(Task to carry out): In the entries below, find each line bearing the string "oder" and copy it.

(Data excerpts):

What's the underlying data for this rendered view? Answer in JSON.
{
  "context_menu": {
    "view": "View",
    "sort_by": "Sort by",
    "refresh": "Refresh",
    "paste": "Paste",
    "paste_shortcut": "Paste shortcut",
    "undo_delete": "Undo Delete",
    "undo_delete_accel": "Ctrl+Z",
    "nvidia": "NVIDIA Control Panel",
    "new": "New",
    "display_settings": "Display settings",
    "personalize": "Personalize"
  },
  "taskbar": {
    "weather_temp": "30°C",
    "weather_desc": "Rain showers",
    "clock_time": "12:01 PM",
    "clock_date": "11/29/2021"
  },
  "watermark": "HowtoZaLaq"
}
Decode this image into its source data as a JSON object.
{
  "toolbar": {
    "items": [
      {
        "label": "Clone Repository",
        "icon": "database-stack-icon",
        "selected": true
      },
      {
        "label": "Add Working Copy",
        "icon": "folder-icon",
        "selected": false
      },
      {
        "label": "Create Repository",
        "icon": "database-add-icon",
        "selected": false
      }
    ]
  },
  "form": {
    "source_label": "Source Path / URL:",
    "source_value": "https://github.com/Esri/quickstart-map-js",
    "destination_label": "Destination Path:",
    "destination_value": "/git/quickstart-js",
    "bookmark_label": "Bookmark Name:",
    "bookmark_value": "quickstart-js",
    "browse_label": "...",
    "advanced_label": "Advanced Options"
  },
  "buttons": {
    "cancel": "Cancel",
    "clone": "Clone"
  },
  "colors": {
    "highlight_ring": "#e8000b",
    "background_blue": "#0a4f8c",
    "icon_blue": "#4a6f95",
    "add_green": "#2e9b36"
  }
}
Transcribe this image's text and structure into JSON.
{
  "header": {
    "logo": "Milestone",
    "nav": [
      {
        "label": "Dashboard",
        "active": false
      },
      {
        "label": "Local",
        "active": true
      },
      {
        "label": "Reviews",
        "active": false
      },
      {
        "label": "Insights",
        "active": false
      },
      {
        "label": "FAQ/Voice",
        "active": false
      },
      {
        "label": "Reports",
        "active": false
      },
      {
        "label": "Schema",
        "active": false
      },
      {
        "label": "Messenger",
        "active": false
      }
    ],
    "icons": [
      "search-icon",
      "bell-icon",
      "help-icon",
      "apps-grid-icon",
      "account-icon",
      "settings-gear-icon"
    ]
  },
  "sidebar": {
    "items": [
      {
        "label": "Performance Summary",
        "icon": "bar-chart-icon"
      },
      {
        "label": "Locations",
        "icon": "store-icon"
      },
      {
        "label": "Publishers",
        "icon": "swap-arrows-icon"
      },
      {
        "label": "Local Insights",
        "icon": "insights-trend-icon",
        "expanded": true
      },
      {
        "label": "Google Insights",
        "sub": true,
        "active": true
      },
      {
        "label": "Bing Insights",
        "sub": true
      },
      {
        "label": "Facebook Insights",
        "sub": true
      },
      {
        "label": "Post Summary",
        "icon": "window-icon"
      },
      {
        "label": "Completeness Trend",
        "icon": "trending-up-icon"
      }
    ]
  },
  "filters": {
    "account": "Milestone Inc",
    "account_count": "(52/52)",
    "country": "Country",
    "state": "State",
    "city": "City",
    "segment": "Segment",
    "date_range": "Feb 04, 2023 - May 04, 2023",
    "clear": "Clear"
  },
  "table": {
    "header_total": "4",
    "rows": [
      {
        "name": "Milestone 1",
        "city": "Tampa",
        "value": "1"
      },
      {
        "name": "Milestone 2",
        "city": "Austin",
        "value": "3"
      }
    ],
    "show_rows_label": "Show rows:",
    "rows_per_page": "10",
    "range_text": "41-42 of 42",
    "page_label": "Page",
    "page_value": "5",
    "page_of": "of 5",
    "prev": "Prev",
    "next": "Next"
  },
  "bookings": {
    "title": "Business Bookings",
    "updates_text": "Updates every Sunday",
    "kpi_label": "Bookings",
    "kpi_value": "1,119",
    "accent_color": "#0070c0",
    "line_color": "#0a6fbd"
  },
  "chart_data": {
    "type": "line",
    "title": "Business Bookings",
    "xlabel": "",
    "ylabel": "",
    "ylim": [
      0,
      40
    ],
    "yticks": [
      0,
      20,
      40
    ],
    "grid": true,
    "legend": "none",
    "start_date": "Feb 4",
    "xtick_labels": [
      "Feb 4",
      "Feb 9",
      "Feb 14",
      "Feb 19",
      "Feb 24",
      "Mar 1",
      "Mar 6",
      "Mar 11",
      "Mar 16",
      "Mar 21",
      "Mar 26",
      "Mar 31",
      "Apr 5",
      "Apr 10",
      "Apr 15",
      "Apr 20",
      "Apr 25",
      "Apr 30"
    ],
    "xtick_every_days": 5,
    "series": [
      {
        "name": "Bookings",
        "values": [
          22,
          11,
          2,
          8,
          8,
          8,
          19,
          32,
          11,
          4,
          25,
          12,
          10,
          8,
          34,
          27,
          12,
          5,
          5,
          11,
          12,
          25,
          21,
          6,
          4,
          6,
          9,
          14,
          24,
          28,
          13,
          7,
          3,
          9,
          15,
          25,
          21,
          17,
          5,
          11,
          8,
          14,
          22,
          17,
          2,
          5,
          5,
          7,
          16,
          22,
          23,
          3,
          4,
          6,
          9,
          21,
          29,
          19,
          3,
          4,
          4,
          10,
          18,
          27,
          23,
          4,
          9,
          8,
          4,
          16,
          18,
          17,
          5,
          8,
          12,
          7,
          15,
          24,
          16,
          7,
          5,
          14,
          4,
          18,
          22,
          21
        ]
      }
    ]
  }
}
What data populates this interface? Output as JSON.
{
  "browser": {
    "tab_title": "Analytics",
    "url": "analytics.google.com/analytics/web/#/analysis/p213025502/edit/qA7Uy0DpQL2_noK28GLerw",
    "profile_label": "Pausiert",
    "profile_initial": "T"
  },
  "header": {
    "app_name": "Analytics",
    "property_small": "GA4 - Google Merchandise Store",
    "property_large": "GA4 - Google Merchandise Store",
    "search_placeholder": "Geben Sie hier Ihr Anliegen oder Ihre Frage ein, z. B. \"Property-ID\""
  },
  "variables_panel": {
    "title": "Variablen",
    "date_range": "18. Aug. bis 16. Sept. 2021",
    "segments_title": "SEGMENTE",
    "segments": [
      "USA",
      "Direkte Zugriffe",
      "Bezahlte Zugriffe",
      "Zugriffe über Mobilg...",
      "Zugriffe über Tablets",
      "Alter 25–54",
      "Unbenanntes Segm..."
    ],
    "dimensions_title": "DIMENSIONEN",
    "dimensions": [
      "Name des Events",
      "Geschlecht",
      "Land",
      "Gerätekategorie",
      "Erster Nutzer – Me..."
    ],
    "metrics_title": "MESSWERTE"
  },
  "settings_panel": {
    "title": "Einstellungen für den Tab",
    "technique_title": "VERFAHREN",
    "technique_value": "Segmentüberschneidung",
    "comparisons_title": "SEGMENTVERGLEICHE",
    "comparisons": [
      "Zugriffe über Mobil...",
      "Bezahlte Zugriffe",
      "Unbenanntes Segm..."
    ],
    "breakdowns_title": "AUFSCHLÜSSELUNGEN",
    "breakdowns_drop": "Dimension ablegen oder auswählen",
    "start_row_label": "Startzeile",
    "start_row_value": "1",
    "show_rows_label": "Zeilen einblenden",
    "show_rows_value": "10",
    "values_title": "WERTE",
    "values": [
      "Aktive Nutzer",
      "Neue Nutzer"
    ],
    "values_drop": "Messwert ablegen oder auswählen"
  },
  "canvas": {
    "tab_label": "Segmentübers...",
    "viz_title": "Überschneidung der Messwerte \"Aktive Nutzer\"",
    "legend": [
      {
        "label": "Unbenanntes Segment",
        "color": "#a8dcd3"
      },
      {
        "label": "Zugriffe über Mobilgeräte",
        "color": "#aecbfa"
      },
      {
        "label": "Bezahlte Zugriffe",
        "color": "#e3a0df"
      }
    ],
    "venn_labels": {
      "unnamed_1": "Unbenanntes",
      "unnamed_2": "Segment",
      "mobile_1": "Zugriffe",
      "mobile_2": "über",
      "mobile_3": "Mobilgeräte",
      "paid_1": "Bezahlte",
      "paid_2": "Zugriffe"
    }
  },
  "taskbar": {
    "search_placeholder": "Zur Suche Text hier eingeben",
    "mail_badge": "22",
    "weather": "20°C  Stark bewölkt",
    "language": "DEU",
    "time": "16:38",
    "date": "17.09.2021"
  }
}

(Output):
    "search_placeholder": "Geben Sie hier Ihr Anliegen oder Ihre Frage ein, z. B. \"Property-ID\""
    "breakdowns_drop": "Dimension ablegen oder auswählen",
    "values_drop": "Messwert ablegen oder auswählen"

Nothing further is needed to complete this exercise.